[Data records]

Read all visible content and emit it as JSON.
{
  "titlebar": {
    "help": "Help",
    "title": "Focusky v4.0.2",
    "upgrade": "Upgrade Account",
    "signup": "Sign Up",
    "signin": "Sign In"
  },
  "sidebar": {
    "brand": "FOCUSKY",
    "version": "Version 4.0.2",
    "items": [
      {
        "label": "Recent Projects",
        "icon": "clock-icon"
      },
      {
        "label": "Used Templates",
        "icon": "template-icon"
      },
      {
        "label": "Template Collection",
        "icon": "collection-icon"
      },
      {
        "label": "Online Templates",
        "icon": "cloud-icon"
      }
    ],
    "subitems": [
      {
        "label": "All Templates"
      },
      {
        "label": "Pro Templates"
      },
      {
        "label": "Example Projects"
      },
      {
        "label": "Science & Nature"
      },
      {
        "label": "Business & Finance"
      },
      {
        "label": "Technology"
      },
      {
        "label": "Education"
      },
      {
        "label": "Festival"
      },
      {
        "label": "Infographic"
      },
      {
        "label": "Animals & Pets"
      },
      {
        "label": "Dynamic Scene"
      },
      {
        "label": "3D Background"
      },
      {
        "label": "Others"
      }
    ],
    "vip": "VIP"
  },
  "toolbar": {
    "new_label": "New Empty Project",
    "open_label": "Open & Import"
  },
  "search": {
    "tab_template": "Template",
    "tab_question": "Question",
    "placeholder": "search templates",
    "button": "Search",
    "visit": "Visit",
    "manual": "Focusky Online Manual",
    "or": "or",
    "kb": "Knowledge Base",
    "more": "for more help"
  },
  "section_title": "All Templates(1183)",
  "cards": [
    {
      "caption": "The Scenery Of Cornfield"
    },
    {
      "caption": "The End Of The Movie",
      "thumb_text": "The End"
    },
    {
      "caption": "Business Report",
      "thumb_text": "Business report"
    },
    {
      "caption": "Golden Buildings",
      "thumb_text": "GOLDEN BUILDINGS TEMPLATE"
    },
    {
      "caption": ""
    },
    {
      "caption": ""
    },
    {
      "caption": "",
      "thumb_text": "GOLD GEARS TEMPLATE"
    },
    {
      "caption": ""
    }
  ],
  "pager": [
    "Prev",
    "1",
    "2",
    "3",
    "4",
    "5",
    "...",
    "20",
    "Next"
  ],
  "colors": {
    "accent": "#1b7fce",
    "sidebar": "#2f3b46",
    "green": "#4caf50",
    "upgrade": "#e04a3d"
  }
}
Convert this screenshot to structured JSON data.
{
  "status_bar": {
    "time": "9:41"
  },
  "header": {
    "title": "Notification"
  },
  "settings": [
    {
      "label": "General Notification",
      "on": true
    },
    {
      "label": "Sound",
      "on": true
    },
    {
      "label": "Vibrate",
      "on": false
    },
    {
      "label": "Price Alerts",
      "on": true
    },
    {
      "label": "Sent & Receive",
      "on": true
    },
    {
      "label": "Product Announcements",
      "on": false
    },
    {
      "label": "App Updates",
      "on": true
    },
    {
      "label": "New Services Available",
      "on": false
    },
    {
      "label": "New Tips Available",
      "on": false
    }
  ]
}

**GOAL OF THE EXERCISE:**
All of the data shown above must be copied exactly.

**TASK SOLUTION:**
Read all visible content and emit it as JSON.
{
  "titlebar": {
    "help": "Help",
    "title": "Focusky v4.0.2",
    "upgrade": "Upgrade Account",
    "signup": "Sign Up",
    "signin": "Sign In"
  },
  "sidebar": {
    "brand": "FOCUSKY",
    "version": "Version 4.0.2",
    "items": [
      {
        "label": "Recent Projects",
        "icon": "clock-icon"
      },
      {
        "label": "Used Templates",
        "icon": "template-icon"
      },
      {
        "label": "Template Collection",
        "icon": "collection-icon"
      },
      {
        "label": "Online Templates",
        "icon": "cloud-icon"
      }
    ],
    "subitems": [
      {
        "label": "All Templates"
      },
      {
        "label": "Pro Templates"
      },
      {
        "label": "Example Projects"
      },
      {
        "label": "Science & Nature"
      },
      {
        "label": "Business & Finance"
      },
      {
        "label": "Technology"
      },
      {
        "label": "Education"
      },
      {
        "label": "Festival"
      },
      {
        "label": "Infographic"
      },
      {
        "label": "Animals & Pets"
      },
      {
        "label": "Dynamic Scene"
      },
      {
        "label": "3D Background"
      },
      {
        "label": "Others"
      }
    ],
    "vip": "VIP"
  },
  "toolbar": {
    "new_label": "New Empty Project",
    "open_label": "Open & Import"
  },
  "search": {
    "tab_template": "Template",
    "tab_question": "Question",
    "placeholder": "search templates",
    "button": "Search",
    "visit": "Visit",
    "manual": "Focusky Online Manual",
    "or": "or",
    "kb": "Knowledge Base",
    "more": "for more help"
  },
  "section_title": "All Templates(1183)",
  "cards": [
    {
      "caption": "The Scenery Of Cornfield"
    },
    {
      "caption": "The End Of The Movie",
      "thumb_text": "The End"
    },
    {
      "caption": "Business Report",
      "thumb_text": "Business report"
    },
    {
      "caption": "Golden Buildings",
      "thumb_text": "GOLDEN BUILDINGS TEMPLATE"
    },
    {
      "caption": ""
    },
    {
      "caption": ""
    },
    {
      "caption": "",
      "thumb_text": "GOLD GEARS TEMPLATE"
    },
    {
      "caption": ""
    }
  ],
  "pager": [
    "Prev",
    "1",
    "2",
    "3",
    "4",
    "5",
    "...",
    "20",
    "Next"
  ],
  "colors": {
    "accent": "#1b7fce",
    "sidebar": "#2f3b46",
    "green": "#4caf50",
    "upgrade": "#e04a3d"
  }
}
Convert this screenshot to structured JSON data.
{
  "status_bar": {
    "time": "9:41"
  },
  "header": {
    "title": "Notification"
  },
  "settings": [
    {
      "label": "General Notification",
      "on": true
    },
    {
      "label": "Sound",
      "on": true
    },
    {
      "label": "Vibrate",
      "on": false
    },
    {
      "label": "Price Alerts",
      "on": true
    },
    {
      "label": "Sent & Receive",
      "on": true
    },
    {
      "label": "Product Announcements",
      "on": false
    },
    {
      "label": "App Updates",
      "on": true
    },
    {
      "label": "New Services Available",
      "on": false
    },
    {
      "label": "New Tips Available",
      "on": false
    }
  ]
}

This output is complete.